Academic Redshirting: Parental Decisions (page 2)
Redshirting happens all the time in college, when athletes are benched for a year so they can "mature." But is it necessary for a four- or five-year-old? Find out what you need to know about redshirting.
What You Need to Know
Redshirting has become a popular strategy for children whose birthdays are so close to the cut-off dates for entering kindergarten that they may be the youngest in their class. As a parent, you may consider redshirting your child if you’re concerned that he’s not physically, mentally, or intellectually ready for kindergarten. While it isn’t a bad thing to hold your child back a year, make sure to consider the pros and cons.
Before making the decision to redshirt your child, consider these statistics:
- Academic redshirting occurs at the rate of about 9% per year among kindergarten-age children.
- Boys are more often redshirted than girls, and children born in the latter half of the year are more likely to be redshirted than those born earlier.
- In a national survey, teachers indicated that 48% of their students were not ready for the current kindergarten curriculum.
- High percentages of teachers indicated that half of their students lacked important skills, including "following directions" (46%), "academic skills" (36%), and the ability to "work independently" (34%).
In the short term, redshirting a child may:
- Raise the child's academic achievement (math, reading, general knowledge) and conduct on par with or above that of younger classmates
- Increases the child's confidence in social interactions and popularity among classmates
- Add to the normal mix of ages and abilities within the classroom
- Give the child an unfair advantage over younger classmates in size and in psychomotor and social skills.
In the long term, redshirting a child may:
- Cause the child to display more behavioral problems than their classmates in later years.
- Result in a child with special needs being misdiagnosed as immature, and delay direct intervention.
How You Can Help
There’s no conclusive research that proves the short-term or long-term effects of redshirting. As a parent, it’s up to you to decide whether this is a good decision for your child. After all, no one knows your child as well as you. Here are some tips to help you make the right decision:
- Think about why you want to delay your child’s entrance to kindergarten. Is it because he doesn’t have the confidence, strength, or skills his would-be classmates do? Does he seem fearful about leaving home? Or is it simply because you don’t want him to be the youngest kid in the class? In other words, don’t delay his entrance on age alone.
- Ask your child's preschool teachers if they think he’s ready for kindergarten. They can help you determine if he’s ready to cooperate with other kids, learn reading and math skills, and take tests.
- Consider what your child will do if he doesn’t go to kindergarten. Make sure that he’ll have easy and safe access to playmates and play spaces. Or consider a good preschool program to help him prepare and ensure he doesn’t fall behind.

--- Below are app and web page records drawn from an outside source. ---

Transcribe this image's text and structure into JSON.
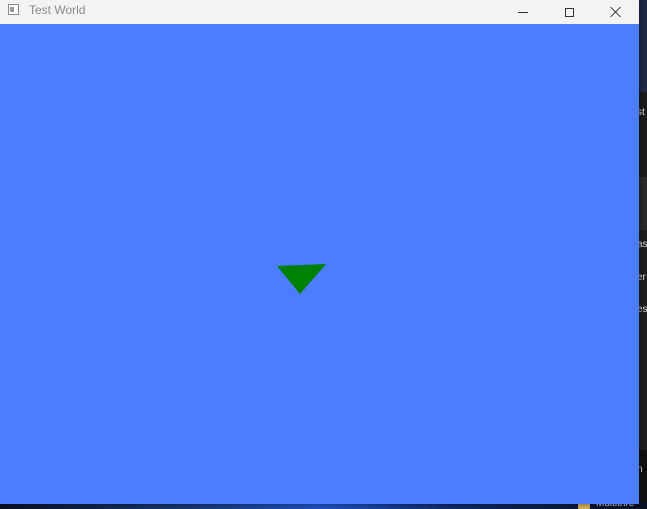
{
  "window": {
    "title": "Test World",
    "icon": "app-window-icon",
    "controls": {
      "minimize_icon": "minimize-icon",
      "maximize_icon": "maximize-icon",
      "close_icon": "close-icon"
    }
  },
  "viewport": {
    "background_color": "#4a7dff",
    "shape": {
      "type": "triangle",
      "fill": "#008000"
    }
  },
  "background": {
    "visible_fragments": [
      "st",
      "as",
      "er",
      "es",
      "n"
    ],
    "taskbar_folder_label": "Multithre"
  }
}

- Talk to your child about going to kindergarten. Explain the pros, such as making new friends and learning new things, and the cons, such as being away from home all day. Be honest and don’t exaggerate when you have this conversation. This will help you assess whether or not your child is truly ready for the kindergarten experience.
For more information about redshirting, check out the full article:
- Kindergarten Sight Words List
- Coats and Car Seats: A Lethal Combination?
- Signs Your Child Might Have Asperger's Syndrome
- Child Development Theories
- GED Math Practice Test 1
- Social Cognitive Theory
- The Homework Debate
- 10 Fun Activities for Children with Autism
- First Grade Sight Words List
- Graduation Inspiration: Top 10 Graduation Quotes